(Data records for software interfaces)
------------------------
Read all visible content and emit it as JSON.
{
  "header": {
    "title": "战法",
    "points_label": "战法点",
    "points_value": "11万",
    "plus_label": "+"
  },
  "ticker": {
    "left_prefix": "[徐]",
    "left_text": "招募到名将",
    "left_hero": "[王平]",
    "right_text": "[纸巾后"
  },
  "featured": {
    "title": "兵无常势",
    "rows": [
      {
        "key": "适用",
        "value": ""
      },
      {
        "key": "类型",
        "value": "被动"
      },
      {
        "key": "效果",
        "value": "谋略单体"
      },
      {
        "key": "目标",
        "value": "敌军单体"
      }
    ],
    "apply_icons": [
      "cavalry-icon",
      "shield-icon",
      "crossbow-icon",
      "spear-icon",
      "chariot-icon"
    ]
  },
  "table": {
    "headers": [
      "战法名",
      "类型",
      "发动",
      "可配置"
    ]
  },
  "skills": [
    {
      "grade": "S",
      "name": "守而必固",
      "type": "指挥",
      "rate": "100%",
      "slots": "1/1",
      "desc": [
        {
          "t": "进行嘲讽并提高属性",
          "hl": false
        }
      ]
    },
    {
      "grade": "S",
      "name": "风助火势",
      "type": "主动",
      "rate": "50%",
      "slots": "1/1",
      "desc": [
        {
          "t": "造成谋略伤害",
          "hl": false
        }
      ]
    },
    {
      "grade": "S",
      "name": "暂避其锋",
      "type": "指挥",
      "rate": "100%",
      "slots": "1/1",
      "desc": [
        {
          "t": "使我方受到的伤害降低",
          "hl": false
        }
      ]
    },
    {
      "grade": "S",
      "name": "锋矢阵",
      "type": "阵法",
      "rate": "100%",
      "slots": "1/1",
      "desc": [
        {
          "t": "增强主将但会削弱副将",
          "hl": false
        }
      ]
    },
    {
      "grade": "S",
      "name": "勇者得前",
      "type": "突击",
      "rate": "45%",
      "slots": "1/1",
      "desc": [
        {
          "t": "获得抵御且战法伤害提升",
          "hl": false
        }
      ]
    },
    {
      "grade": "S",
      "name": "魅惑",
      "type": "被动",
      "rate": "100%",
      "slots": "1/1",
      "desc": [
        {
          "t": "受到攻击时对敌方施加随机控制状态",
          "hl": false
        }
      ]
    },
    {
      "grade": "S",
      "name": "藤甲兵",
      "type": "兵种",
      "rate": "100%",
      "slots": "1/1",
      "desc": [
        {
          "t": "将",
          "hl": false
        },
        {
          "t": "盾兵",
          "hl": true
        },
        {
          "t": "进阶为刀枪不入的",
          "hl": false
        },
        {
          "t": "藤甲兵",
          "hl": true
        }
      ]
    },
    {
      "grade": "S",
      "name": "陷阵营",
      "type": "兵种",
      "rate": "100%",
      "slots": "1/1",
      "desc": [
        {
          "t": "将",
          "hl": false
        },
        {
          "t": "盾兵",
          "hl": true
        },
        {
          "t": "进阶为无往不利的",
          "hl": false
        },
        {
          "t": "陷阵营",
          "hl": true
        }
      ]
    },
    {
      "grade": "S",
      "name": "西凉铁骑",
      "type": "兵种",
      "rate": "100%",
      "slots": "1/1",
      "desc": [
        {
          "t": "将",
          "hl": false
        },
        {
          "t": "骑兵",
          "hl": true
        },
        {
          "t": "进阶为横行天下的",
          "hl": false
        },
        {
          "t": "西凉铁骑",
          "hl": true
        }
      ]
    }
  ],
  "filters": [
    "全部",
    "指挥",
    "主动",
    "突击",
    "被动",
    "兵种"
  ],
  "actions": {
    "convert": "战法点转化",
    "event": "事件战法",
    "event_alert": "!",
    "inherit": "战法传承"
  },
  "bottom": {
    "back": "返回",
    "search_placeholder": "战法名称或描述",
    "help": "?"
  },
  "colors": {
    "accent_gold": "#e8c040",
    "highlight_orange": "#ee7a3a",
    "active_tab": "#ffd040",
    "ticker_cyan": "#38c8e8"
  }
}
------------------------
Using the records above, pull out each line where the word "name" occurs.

      "name": "守而必固",
      "name": "风助火势",
      "name": "暂避其锋",
      "name": "锋矢阵",
      "name": "勇者得前",
      "name": "魅惑",
      "name": "藤甲兵",
      "name": "陷阵营",
      "name": "西凉铁骑",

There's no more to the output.